How do people misplace these funds? They might move from a town and forget to close a bank account. Or they might leave a job and not realize they’ve left behind money in a 401(k). However they do it, it happens — but you don’t want it to happen to you.
Fortunately, it’s not hard to keep tabs on your various accounts — you just need to make a list. Where do you keep your checking and savings accounts? Where are your investments held? Do you have a retirement plan, such as a 401(k) with your current employer? How about any retirement plans with former employers? If you have individual retirement accounts, do you keep them with multiple providers? By answering these questions, you can develop a comprehensive list of what you own and where it’s located. Of course, it’s a good idea to update this list periodically — at least once a year — to reflect any changes in your ownership.
Knowing what you have will be helpful to you in evaluating your financial situation today. But if you want to help yourself make progress toward your goals for tomorrow, you’ll also want to consider another organizational technique: consolidating your assets.
Specifically, if you have some stocks here, a couple of certificates of deposits there and some IRAs at still another place, you might consider consolidating them with one financial services provider.
With all your investments in one place, you possibly can reduce the fees and paperwork associated with maintaining your accounts.
And when you eventually start taking withdrawals from your IRA and 401(k), you may find it easier to calculate these required distributions if they’re coming from just one provider, rather than multiple sources.
But most importantly, when you consolidate your investments with one provider, you’ll find it easier to follow a single, unified investment strategy. A qualified financial advisor can look at all your assets and determine if you’ve got redundancies in your holdings and if you need to increase your diversification.
Keep in mind, though, that diversification, by itself, can’t guarantee a profit or protect against loss.
Furthermore, once a financial advisor knows your situation, he or she can recommend strategies that are appropriate for your objectives, risk tolerance and time horizon.

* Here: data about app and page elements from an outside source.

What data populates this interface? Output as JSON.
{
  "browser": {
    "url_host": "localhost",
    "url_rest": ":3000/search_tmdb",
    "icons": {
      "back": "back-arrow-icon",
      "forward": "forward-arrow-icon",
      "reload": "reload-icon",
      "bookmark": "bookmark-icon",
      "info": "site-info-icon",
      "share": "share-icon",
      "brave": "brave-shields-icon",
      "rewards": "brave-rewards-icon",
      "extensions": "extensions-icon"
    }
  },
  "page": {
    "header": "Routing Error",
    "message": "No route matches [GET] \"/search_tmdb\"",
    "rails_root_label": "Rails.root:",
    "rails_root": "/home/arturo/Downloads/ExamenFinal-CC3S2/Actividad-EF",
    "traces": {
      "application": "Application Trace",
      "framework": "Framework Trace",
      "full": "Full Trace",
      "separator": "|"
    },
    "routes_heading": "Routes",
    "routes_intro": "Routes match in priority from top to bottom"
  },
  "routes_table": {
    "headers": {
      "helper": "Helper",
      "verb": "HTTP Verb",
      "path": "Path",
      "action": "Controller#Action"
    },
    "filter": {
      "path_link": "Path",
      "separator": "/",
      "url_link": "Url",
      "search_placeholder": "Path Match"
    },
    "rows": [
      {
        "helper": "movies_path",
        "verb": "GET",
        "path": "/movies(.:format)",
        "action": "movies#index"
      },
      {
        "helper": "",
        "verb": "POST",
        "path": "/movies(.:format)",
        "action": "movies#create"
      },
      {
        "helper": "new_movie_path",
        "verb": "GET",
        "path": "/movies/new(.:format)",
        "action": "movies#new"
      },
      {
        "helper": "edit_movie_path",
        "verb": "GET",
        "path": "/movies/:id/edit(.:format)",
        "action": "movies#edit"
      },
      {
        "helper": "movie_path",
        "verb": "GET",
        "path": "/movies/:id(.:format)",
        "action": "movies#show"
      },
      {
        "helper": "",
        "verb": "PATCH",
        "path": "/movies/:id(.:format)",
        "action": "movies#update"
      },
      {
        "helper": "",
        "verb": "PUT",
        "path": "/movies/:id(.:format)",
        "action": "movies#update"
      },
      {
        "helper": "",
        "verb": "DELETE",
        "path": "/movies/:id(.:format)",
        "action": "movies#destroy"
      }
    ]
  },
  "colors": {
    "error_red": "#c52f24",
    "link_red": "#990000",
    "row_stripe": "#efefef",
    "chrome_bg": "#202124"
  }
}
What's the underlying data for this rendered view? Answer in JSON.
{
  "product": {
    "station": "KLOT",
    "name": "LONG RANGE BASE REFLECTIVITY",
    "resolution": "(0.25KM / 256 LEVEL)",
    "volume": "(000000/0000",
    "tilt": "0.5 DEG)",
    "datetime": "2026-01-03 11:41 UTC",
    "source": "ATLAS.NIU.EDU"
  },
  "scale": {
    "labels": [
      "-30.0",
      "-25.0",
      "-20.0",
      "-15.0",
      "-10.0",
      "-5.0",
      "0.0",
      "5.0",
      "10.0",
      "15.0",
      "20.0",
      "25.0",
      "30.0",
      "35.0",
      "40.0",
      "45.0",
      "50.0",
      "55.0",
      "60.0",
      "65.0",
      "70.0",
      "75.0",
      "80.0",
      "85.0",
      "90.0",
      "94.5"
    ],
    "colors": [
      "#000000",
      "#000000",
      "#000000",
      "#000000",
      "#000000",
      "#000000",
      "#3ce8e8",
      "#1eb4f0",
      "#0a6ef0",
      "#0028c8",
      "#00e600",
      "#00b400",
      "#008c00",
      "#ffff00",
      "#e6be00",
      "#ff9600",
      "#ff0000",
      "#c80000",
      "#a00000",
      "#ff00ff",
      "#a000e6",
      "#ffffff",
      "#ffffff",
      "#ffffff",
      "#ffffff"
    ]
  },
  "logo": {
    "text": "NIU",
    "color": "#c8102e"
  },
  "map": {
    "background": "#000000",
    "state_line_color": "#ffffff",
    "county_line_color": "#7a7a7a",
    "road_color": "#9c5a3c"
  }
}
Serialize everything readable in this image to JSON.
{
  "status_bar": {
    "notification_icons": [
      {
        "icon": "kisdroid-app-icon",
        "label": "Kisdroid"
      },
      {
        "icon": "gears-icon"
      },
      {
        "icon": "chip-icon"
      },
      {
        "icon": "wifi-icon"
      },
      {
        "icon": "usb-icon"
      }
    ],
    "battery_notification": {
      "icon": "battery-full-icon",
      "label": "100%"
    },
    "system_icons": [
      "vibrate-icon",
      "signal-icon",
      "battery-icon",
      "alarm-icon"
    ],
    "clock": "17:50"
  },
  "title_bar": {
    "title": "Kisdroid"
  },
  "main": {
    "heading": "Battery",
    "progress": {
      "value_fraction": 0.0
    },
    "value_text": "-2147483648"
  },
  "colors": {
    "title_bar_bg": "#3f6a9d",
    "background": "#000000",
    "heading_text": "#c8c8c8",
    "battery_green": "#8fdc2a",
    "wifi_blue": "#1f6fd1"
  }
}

Get Organized Week lasts only seven days. But by using this time to begin organizing your finances, you could see benefits for years to come.
Cardella is a financial advisor for Edward Jones, which provided this column.